sage: L.signs_of_alcovewalk([1,2,0,1,2,1,2,0,1,2])
[-1, -1, 1, -1, 1, 1, 1, 1, 1, 1]
sage: L = RootSystem(['A',2,1]).weight_lattice()
sage: L.signs_of_alcovewalk([0,1,2,1,2,0,1,2,0,1,2,0])
[1, 1, 1, 1, -1, 1, -1, 1, -1, 1, -1, 1]
Returns the \(i\)-th simple root
This default implementation takes the \(i\)-th simple root in the weight lattice and embeds it in self.
EXAMPLES:
Since all the weight lattice realizations in Sage currently implement a simple_root method, we have to call this one by hand:
sage: from sage.combinat.root_system.weight_lattice_realizations import WeightLatticeRealizations
sage: simple_root = WeightLatticeRealizations(QQ).parent_class.simple_root.f
sage: L = RootSystem("A3").ambient_space()
sage: simple_root(L, 1)
(1, -1, 0, 0)
sage: simple_root(L, 2)
(0, 1, -1, 0)
sage: simple_root(L, 3)
(1, 1, 2, 0)
Note that this last root differs from the one implemented in L by a multiple of the vector (1,1,1,1):
sage: L.simple_roots()
Finite family {1: (1, -1, 0, 0), 2: (0, 1, -1, 0), 3: (0, 0, 1, -1)}
This is a harmless artefact of the \(SL\) versus \(GL\) interpretation of type \(A\); see the thematic tutorial on Lie Methods and Related Combinatorics in Sage for details.
EXAMPLES:
sage: RootSystem(['A',3]).ambient_lattice().weyl_dimension([2,1,0,0])
20
sage: type(RootSystem(['A',3]).ambient_lattice().weyl_dimension([2,1,0,0]))
<type 'sage.rings.integer.Integer'>
EXAMPLES:
sage: from sage.combinat.root_system.weight_lattice_realizations import WeightLatticeRealizations

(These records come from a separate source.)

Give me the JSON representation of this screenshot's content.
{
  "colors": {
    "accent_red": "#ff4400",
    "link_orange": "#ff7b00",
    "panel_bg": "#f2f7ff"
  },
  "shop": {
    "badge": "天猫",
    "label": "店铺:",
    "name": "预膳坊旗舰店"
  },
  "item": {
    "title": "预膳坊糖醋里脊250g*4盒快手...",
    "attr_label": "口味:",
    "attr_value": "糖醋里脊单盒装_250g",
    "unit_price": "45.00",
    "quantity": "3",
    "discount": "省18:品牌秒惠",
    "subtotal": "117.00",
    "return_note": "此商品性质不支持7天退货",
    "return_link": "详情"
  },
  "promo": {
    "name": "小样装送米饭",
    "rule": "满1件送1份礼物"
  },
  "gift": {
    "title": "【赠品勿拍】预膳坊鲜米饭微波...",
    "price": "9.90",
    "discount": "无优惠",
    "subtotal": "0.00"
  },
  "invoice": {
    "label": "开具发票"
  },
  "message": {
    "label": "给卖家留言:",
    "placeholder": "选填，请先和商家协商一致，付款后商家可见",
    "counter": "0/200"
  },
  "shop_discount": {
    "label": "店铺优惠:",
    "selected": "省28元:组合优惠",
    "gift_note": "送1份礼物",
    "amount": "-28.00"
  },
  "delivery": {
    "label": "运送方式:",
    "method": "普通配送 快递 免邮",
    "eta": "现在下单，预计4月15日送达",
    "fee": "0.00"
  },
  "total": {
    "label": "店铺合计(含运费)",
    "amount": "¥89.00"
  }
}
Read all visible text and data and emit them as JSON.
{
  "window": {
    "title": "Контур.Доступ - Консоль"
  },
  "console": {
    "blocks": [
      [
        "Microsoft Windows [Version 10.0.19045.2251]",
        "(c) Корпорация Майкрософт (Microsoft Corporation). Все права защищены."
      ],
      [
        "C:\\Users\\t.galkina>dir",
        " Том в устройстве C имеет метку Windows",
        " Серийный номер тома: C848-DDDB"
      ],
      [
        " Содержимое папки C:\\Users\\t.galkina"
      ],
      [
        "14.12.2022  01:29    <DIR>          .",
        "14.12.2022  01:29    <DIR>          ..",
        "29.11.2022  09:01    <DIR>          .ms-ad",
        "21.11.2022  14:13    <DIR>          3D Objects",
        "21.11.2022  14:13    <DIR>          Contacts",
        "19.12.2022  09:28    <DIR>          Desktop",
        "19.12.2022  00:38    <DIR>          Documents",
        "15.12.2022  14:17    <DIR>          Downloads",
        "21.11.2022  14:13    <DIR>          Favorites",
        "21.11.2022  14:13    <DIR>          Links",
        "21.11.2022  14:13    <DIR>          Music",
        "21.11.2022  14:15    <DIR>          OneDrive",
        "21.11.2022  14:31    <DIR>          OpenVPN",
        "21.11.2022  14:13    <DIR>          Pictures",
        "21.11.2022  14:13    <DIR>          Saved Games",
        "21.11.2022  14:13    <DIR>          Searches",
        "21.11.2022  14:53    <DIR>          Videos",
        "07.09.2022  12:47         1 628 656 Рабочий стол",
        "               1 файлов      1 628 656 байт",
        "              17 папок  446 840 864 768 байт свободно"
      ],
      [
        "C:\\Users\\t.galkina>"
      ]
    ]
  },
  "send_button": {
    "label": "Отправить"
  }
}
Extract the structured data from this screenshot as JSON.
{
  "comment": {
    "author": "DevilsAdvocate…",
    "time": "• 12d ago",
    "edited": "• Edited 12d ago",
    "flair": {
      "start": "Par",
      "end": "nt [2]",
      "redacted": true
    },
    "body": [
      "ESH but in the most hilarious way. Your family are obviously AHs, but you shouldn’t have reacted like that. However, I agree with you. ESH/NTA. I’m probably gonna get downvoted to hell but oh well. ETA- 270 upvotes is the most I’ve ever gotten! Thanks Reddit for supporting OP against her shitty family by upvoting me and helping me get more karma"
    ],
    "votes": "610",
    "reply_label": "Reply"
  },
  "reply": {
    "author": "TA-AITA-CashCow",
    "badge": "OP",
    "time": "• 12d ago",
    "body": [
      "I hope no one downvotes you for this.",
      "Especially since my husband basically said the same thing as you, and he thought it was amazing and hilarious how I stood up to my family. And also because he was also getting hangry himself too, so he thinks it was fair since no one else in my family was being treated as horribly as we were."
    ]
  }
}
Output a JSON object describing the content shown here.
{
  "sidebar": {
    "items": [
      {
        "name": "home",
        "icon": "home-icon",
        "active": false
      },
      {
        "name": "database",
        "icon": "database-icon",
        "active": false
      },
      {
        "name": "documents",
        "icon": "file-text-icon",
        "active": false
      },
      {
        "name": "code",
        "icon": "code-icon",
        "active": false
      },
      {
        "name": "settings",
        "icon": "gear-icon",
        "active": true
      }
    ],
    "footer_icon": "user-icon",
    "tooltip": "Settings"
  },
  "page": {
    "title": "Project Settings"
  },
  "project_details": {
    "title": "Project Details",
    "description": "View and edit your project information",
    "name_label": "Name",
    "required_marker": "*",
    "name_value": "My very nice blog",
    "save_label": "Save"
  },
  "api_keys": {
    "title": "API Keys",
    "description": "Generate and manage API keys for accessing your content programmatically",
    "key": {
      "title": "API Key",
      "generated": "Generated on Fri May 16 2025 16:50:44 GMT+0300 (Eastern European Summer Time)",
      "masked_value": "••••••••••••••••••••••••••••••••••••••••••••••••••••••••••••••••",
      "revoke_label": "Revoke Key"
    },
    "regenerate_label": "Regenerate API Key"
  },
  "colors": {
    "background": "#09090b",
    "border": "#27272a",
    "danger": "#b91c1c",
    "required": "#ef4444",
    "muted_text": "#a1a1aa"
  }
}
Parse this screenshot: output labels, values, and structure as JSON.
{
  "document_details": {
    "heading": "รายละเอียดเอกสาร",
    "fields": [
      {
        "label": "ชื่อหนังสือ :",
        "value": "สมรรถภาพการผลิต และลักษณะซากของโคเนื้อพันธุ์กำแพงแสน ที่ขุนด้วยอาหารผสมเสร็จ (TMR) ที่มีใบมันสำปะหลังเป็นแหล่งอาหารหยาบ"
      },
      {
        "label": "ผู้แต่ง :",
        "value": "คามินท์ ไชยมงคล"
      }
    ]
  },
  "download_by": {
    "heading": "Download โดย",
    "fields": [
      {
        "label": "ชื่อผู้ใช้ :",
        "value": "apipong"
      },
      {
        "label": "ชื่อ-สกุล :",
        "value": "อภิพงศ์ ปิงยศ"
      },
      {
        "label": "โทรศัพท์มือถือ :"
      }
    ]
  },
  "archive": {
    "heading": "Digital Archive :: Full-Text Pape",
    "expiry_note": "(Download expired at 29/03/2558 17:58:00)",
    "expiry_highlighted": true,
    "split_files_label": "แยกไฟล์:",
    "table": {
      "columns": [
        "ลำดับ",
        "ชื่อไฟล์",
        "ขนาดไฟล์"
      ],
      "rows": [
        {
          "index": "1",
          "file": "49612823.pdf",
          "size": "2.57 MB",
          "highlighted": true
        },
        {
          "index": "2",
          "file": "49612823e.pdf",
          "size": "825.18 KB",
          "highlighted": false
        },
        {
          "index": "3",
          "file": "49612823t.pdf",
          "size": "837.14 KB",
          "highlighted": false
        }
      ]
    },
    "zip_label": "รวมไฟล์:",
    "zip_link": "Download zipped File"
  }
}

sage: WeightLatticeRealizations(QQ).super_categories()
[Category of root lattice realizations over Rational Field]